Elbaz indicated that the company is talking with some of the major portals and has already arranged some licensing deals that will be announced soon. He said that GuruNet.com would be embedding Oingo into its Instant Expert service.«
|Paula J. Hane (1999): »About that name, Oingo, here's what Elbaz said when I asked: "Oingo is actually an acronym, but we're not saying what is stands for just yet.
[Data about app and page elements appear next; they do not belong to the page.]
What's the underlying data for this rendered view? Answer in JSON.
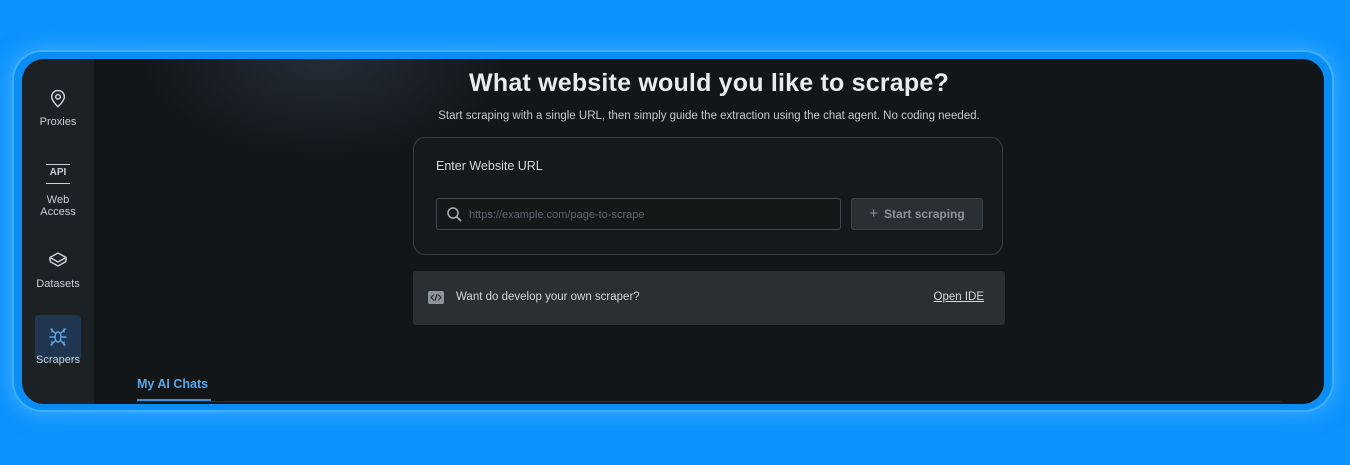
{
  "sidebar": {
    "items": [
      {
        "label": "Proxies",
        "icon": "location-pin-icon",
        "active": false
      },
      {
        "label": "Web Access",
        "icon": "api-icon",
        "icon_text": "API",
        "active": false
      },
      {
        "label": "Datasets",
        "icon": "layers-icon",
        "active": false
      },
      {
        "label": "Scrapers",
        "icon": "spider-icon",
        "active": true
      }
    ]
  },
  "main": {
    "title": "What website would you like to scrape?",
    "subtitle": "Start scraping with a single URL, then simply guide the extraction using the chat agent. No coding needed.",
    "url_card": {
      "label": "Enter Website URL",
      "placeholder": "https://example.com/page-to-scrape",
      "value": "",
      "button_label": "Start scraping",
      "button_icon": "plus-icon"
    },
    "ide_bar": {
      "icon": "code-icon",
      "text": "Want do develop your own scraper?",
      "link": "Open IDE"
    },
    "tabs": [
      {
        "label": "My AI Chats",
        "active": true
      }
    ]
  },
  "colors": {
    "page_background": "#0b93ff",
    "window_background": "#121619",
    "sidebar_background": "#1c2125",
    "accent": "#5aa7e6",
    "active_nav_background": "#1f3550"
  }
}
It has to do a lot with our next big project, and we don't want to give anything away until we have to." Hmmm, I wonder if there's a connection somehow to that eclectic '80s music group in Southern California that could "never really be categorized" (which, of course, I found by searching "Oingo" in Oingo)? …« Source|
Features & Functionality
References & further Publications
|Wikipedia (EN): n.a.|
|Wikipedia (Others): n.a.|
|Arun Radhakrishnan (2007): Oingo Meaning Engine, Semantic Search & Google URL: https://www.searchenginejournal.com/oingo-meaning-engine-semantic-search-google/5542/|
|Paula J. Hane (1999): Beyond Keyword Searching—Oingo and Simpli.com Introduce Meaning-Based Searching URL: http://newsbreaks.infotoday.com/NewsBreaks/Beyond-Keyword-Searching-Oingo-and-Simplicom-Introduce-MeaningBased-Searching-17858.asp|